MCR’s Guitar Night began five years ago as an homage to an instrument that can do just about anything, and our Guitar Night shows have been built around wildly different picking pathways. This year, our (roughly) annual ex-string-vaganza had a more thematic focus, thanks to an alliance with the Chet Atkins Appreciation Society. And on an extraordinary and unprecedented Tuesday night edition of Roots, we experienced the down home grace and intricate dexterity of Chet inspired and Chet styled playing from some of the world’s experts and up and comers. The diversity came from their ages, which spanned more than 50 years.
We led with the veteran and consummate showman Thom Bresh. I’ve long wanted him on the show, and whether dancing on his strings alone or with the backing of the Endless Road Strings (a wonderful quartet that came on and off all night with various pickers), Bresh proved the joyful virtuoso and general raconteur I expected. Opener “Coupe De Ville” was a Roger Miller-esque rumination on coming to Nashville with big dreams but living, cheerfully, in your car. He offered lyrical lushness in the instrumental “Diana.” Besides getting loads of swing and energy out of his fingers on intricate numbers like “Vermillion” he kept it all easy going and warm with his personality.
John Knowles followed with his more classical approach on a nylon string guitar. His “Happy Again” had a Sunday in the park feeling, like jazz done by Debussy. He called up the versatile Pat Bergeson for a romantic and nuanced harmonica lead on “The Nearness of You.” John spidered his left hand all over his fretboard like tiny game of Twister on a Jerry Reed number, and he sang of Chihuahuas, against mariachi strings.
The next two sets made for a glimpse of the future as we segued from 14-year old phenom Parker Hastings to Nashville cat Jonathan Brown, each playing solo, finger-style flat-top guitar in his own way and salted with his own personality. After a 1960s pop feeling “Music To Watch Girls By” Hastings brought on Richard Smith for a Chet/Jerry Reed duo guitar tour de force. Brown’s playing was a bit more serene and atmospheric. There was still a pronounced thumb pattern keeping a groove, but more dark and dissonant chords in “The Old Spring House” and extravagant arpeggios in “Lillie Mae.” Best of all he played “Mr. Sandman,” which simply had to happen on a Chet night, and he did a great job.

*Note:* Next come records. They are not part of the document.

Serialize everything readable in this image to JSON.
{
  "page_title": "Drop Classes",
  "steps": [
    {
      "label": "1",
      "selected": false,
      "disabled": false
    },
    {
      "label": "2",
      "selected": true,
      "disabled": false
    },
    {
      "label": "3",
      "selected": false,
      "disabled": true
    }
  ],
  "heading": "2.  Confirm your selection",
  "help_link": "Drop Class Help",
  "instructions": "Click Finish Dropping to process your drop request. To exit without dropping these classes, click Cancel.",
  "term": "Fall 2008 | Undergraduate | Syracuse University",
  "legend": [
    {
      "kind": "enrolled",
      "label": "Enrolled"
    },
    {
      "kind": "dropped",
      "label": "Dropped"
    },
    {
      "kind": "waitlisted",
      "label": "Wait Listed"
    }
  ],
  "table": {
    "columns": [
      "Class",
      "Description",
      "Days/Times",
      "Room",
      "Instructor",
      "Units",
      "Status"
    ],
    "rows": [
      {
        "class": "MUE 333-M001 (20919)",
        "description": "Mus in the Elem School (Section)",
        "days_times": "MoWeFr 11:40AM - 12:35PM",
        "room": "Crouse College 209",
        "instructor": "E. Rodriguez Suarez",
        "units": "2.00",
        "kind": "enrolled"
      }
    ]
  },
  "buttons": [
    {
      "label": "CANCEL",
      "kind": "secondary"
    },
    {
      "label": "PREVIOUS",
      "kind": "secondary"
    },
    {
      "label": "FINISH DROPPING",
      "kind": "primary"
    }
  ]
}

The Hot Club of Nashville is a local institution, but I’ve never heard them sound better than Tuesday. They told me it was their third gig in three days, so the limberness and tightness showed. Guitar masters Richard Smith and Pet Bergeson sat side by side on stage right, each with his own approach. Smith is one of the world’s top fingerstylists on nylon string flattop. Pat plays (in this band) an electric archtop with a pick. The only thing better than their complimentary soloing were their frequent two-part worked out riffs and motifs. Meanwhile, effervescent Annie Sellick sang in the middle with her usual flair and delight. Aaron Till played sweet swinging violin to her left, and he also offered some fantastic vocals. We were all just mesmerized by the sweet and featherweight “Fiddling Around,” which had that June Cash kind of humor and swinging musical integrity that could only, and I mean only, be done this well by folks who live and breathe Nashville music. Richard kicked off the final song with a full, graceful guitar chorus of “You Do Something To Me” with light band backing, then they all swung full on for another duet by Annie and Aaron that could have been in a great 1961 movie.
Cheeky John Knowles must have come up with his concept for the Nashville Jam weeks ago and been busting to let us have it. It’s a Chet Atkins original called “Jam Man” and that’s what they did. A calm two-chord vamp with little high pitched filigree notes gave everyone chances to stretch out. Six stellar guitar players took their turns. It was indeed a jam, man. And all for the gentleman from Luttrell, TN who figured out how to make a band with his right hand.